Exercise requirements:
Return a word-for-word copy of the complete listing below.

Dataset records:

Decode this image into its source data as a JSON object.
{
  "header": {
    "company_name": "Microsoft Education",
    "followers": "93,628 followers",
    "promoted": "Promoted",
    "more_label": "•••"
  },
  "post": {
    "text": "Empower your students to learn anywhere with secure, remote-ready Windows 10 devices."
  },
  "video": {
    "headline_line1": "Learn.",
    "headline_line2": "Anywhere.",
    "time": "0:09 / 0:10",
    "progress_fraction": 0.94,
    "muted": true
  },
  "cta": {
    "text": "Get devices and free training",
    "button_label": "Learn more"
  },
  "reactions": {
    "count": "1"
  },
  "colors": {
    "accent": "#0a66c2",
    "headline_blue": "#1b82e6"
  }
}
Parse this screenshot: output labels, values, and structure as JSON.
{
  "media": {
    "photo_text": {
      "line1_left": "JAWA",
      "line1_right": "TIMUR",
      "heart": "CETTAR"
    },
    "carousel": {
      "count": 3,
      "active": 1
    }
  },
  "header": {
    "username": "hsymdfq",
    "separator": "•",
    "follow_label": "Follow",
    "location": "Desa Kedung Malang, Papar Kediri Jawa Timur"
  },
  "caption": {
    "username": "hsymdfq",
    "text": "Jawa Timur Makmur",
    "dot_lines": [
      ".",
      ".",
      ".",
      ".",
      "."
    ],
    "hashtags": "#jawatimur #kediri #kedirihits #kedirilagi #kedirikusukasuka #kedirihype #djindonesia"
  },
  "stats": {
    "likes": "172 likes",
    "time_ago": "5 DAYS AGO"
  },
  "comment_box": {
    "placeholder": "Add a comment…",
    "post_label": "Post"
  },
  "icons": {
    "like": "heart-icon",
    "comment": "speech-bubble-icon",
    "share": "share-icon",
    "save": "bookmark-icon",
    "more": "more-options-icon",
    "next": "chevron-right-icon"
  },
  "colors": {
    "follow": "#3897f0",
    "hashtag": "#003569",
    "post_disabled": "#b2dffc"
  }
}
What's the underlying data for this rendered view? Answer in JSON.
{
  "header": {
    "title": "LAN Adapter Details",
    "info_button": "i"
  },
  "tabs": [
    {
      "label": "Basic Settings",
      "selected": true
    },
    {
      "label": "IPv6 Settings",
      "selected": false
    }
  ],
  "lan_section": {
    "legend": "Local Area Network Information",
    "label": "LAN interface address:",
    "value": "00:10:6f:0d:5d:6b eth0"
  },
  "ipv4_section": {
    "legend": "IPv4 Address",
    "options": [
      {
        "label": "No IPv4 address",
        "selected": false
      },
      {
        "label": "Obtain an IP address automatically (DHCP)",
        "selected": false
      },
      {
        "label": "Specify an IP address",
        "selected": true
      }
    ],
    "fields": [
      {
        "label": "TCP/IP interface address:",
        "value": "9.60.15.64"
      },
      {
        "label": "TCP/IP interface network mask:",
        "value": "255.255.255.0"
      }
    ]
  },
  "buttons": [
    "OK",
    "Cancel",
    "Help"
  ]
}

Response below:
Decode this image into its source data as a JSON object.
{
  "header": {
    "company_name": "Microsoft Education",
    "followers": "93,628 followers",
    "promoted": "Promoted",
    "more_label": "•••"
  },
  "post": {
    "text": "Empower your students to learn anywhere with secure, remote-ready Windows 10 devices."
  },
  "video": {
    "headline_line1": "Learn.",
    "headline_line2": "Anywhere.",
    "time": "0:09 / 0:10",
    "progress_fraction": 0.94,
    "muted": true
  },
  "cta": {
    "text": "Get devices and free training",
    "button_label": "Learn more"
  },
  "reactions": {
    "count": "1"
  },
  "colors": {
    "accent": "#0a66c2",
    "headline_blue": "#1b82e6"
  }
}
Parse this screenshot: output labels, values, and structure as JSON.
{
  "media": {
    "photo_text": {
      "line1_left": "JAWA",
      "line1_right": "TIMUR",
      "heart": "CETTAR"
    },
    "carousel": {
      "count": 3,
      "active": 1
    }
  },
  "header": {
    "username": "hsymdfq",
    "separator": "•",
    "follow_label": "Follow",
    "location": "Desa Kedung Malang, Papar Kediri Jawa Timur"
  },
  "caption": {
    "username": "hsymdfq",
    "text": "Jawa Timur Makmur",
    "dot_lines": [
      ".",
      ".",
      ".",
      ".",
      "."
    ],
    "hashtags": "#jawatimur #kediri #kedirihits #kedirilagi #kedirikusukasuka #kedirihype #djindonesia"
  },
  "stats": {
    "likes": "172 likes",
    "time_ago": "5 DAYS AGO"
  },
  "comment_box": {
    "placeholder": "Add a comment…",
    "post_label": "Post"
  },
  "icons": {
    "like": "heart-icon",
    "comment": "speech-bubble-icon",
    "share": "share-icon",
    "save": "bookmark-icon",
    "more": "more-options-icon",
    "next": "chevron-right-icon"
  },
  "colors": {
    "follow": "#3897f0",
    "hashtag": "#003569",
    "post_disabled": "#b2dffc"
  }
}
What's the underlying data for this rendered view? Answer in JSON.
{
  "header": {
    "title": "LAN Adapter Details",
    "info_button": "i"
  },
  "tabs": [
    {
      "label": "Basic Settings",
      "selected": true
    },
    {
      "label": "IPv6 Settings",
      "selected": false
    }
  ],
  "lan_section": {
    "legend": "Local Area Network Information",
    "label": "LAN interface address:",
    "value": "00:10:6f:0d:5d:6b eth0"
  },
  "ipv4_section": {
    "legend": "IPv4 Address",
    "options": [
      {
        "label": "No IPv4 address",
        "selected": false
      },
      {
        "label": "Obtain an IP address automatically (DHCP)",
        "selected": false
      },
      {
        "label": "Specify an IP address",
        "selected": true
      }
    ],
    "fields": [
      {
        "label": "TCP/IP interface address:",
        "value": "9.60.15.64"
      },
      {
        "label": "TCP/IP interface network mask:",
        "value": "255.255.255.0"
      }
    ]
  },
  "buttons": [
    "OK",
    "Cancel",
    "Help"
  ]
}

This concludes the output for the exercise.